*** Begin section ***

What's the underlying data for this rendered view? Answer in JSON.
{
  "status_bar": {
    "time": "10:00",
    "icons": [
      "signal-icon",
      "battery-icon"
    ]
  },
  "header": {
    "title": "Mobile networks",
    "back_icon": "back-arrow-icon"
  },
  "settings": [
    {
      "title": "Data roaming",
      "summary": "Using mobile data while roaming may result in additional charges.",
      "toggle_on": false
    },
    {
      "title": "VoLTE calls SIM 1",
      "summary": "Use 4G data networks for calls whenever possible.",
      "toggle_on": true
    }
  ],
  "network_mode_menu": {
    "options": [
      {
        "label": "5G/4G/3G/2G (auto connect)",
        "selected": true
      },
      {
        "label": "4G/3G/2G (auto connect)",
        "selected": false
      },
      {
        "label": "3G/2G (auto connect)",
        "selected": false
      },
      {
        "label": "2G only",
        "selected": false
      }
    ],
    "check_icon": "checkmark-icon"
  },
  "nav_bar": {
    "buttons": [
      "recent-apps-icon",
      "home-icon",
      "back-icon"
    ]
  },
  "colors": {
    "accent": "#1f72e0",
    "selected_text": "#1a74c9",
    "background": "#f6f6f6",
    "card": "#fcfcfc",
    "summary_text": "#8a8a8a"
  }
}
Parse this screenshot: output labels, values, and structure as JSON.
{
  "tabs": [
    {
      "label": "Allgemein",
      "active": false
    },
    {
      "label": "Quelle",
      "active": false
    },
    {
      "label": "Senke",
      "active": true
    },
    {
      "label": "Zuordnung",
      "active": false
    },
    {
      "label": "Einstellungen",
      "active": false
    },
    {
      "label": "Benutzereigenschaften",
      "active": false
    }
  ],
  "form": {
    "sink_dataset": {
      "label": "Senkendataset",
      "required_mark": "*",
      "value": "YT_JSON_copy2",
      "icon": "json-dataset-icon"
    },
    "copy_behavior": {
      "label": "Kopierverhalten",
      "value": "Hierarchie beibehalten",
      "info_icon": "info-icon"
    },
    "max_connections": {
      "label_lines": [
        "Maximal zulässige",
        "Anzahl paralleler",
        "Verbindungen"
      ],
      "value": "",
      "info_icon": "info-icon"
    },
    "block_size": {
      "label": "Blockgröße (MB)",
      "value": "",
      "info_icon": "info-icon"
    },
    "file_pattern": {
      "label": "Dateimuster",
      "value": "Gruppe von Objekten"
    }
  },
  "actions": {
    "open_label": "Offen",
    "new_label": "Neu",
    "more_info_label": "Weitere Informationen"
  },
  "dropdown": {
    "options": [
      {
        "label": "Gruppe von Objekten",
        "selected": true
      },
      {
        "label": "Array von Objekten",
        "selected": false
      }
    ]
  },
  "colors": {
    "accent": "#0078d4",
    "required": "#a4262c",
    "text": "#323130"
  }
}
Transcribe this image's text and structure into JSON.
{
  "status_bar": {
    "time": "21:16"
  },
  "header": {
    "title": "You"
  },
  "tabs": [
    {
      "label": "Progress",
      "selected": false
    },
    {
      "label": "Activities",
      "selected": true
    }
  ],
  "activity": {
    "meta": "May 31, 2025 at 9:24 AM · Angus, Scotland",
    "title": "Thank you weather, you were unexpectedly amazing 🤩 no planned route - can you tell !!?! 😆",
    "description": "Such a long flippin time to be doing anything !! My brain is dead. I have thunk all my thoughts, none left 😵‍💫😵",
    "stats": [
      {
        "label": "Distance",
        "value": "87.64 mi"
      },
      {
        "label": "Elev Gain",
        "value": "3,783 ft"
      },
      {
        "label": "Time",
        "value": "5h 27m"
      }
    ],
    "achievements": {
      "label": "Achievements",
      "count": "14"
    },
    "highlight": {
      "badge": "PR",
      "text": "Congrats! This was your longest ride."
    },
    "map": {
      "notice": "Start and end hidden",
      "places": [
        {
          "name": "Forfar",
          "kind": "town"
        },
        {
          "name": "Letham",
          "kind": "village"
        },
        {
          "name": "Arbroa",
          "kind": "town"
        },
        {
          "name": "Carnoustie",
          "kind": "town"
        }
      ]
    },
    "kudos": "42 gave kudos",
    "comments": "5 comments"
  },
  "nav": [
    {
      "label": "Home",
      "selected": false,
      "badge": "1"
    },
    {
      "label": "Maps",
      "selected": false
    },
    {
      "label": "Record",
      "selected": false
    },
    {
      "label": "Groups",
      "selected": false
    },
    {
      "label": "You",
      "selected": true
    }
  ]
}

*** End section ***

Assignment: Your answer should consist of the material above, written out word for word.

Response area:
What's the underlying data for this rendered view? Answer in JSON.
{
  "status_bar": {
    "time": "10:00",
    "icons": [
      "signal-icon",
      "battery-icon"
    ]
  },
  "header": {
    "title": "Mobile networks",
    "back_icon": "back-arrow-icon"
  },
  "settings": [
    {
      "title": "Data roaming",
      "summary": "Using mobile data while roaming may result in additional charges.",
      "toggle_on": false
    },
    {
      "title": "VoLTE calls SIM 1",
      "summary": "Use 4G data networks for calls whenever possible.",
      "toggle_on": true
    }
  ],
  "network_mode_menu": {
    "options": [
      {
        "label": "5G/4G/3G/2G (auto connect)",
        "selected": true
      },
      {
        "label": "4G/3G/2G (auto connect)",
        "selected": false
      },
      {
        "label": "3G/2G (auto connect)",
        "selected": false
      },
      {
        "label": "2G only",
        "selected": false
      }
    ],
    "check_icon": "checkmark-icon"
  },
  "nav_bar": {
    "buttons": [
      "recent-apps-icon",
      "home-icon",
      "back-icon"
    ]
  },
  "colors": {
    "accent": "#1f72e0",
    "selected_text": "#1a74c9",
    "background": "#f6f6f6",
    "card": "#fcfcfc",
    "summary_text": "#8a8a8a"
  }
}
Parse this screenshot: output labels, values, and structure as JSON.
{
  "tabs": [
    {
      "label": "Allgemein",
      "active": false
    },
    {
      "label": "Quelle",
      "active": false
    },
    {
      "label": "Senke",
      "active": true
    },
    {
      "label": "Zuordnung",
      "active": false
    },
    {
      "label": "Einstellungen",
      "active": false
    },
    {
      "label": "Benutzereigenschaften",
      "active": false
    }
  ],
  "form": {
    "sink_dataset": {
      "label": "Senkendataset",
      "required_mark": "*",
      "value": "YT_JSON_copy2",
      "icon": "json-dataset-icon"
    },
    "copy_behavior": {
      "label": "Kopierverhalten",
      "value": "Hierarchie beibehalten",
      "info_icon": "info-icon"
    },
    "max_connections": {
      "label_lines": [
        "Maximal zulässige",
        "Anzahl paralleler",
        "Verbindungen"
      ],
      "value": "",
      "info_icon": "info-icon"
    },
    "block_size": {
      "label": "Blockgröße (MB)",
      "value": "",
      "info_icon": "info-icon"
    },
    "file_pattern": {
      "label": "Dateimuster",
      "value": "Gruppe von Objekten"
    }
  },
  "actions": {
    "open_label": "Offen",
    "new_label": "Neu",
    "more_info_label": "Weitere Informationen"
  },
  "dropdown": {
    "options": [
      {
        "label": "Gruppe von Objekten",
        "selected": true
      },
      {
        "label": "Array von Objekten",
        "selected": false
      }
    ]
  },
  "colors": {
    "accent": "#0078d4",
    "required": "#a4262c",
    "text": "#323130"
  }
}
Transcribe this image's text and structure into JSON.
{
  "status_bar": {
    "time": "21:16"
  },
  "header": {
    "title": "You"
  },
  "tabs": [
    {
      "label": "Progress",
      "selected": false
    },
    {
      "label": "Activities",
      "selected": true
    }
  ],
  "activity": {
    "meta": "May 31, 2025 at 9:24 AM · Angus, Scotland",
    "title": "Thank you weather, you were unexpectedly amazing 🤩 no planned route - can you tell !!?! 😆",
    "description": "Such a long flippin time to be doing anything !! My brain is dead. I have thunk all my thoughts, none left 😵‍💫😵",
    "stats": [
      {
        "label": "Distance",
        "value": "87.64 mi"
      },
      {
        "label": "Elev Gain",
        "value": "3,783 ft"
      },
      {
        "label": "Time",
        "value": "5h 27m"
      }
    ],
    "achievements": {
      "label": "Achievements",
      "count": "14"
    },
    "highlight": {
      "badge": "PR",
      "text": "Congrats! This was your longest ride."
    },
    "map": {
      "notice": "Start and end hidden",
      "places": [
        {
          "name": "Forfar",
          "kind": "town"
        },
        {
          "name": "Letham",
          "kind": "village"
        },
        {
          "name": "Arbroa",
          "kind": "town"
        },
        {
          "name": "Carnoustie",
          "kind": "town"
        }
      ]
    },
    "kudos": "42 gave kudos",
    "comments": "5 comments"
  },
  "nav": [
    {
      "label": "Home",
      "selected": false,
      "badge": "1"
    },
    {
      "label": "Maps",
      "selected": false
    },
    {
      "label": "Record",
      "selected": false
    },
    {
      "label": "Groups",
      "selected": false
    },
    {
      "label": "You",
      "selected": true
    }
  ]
}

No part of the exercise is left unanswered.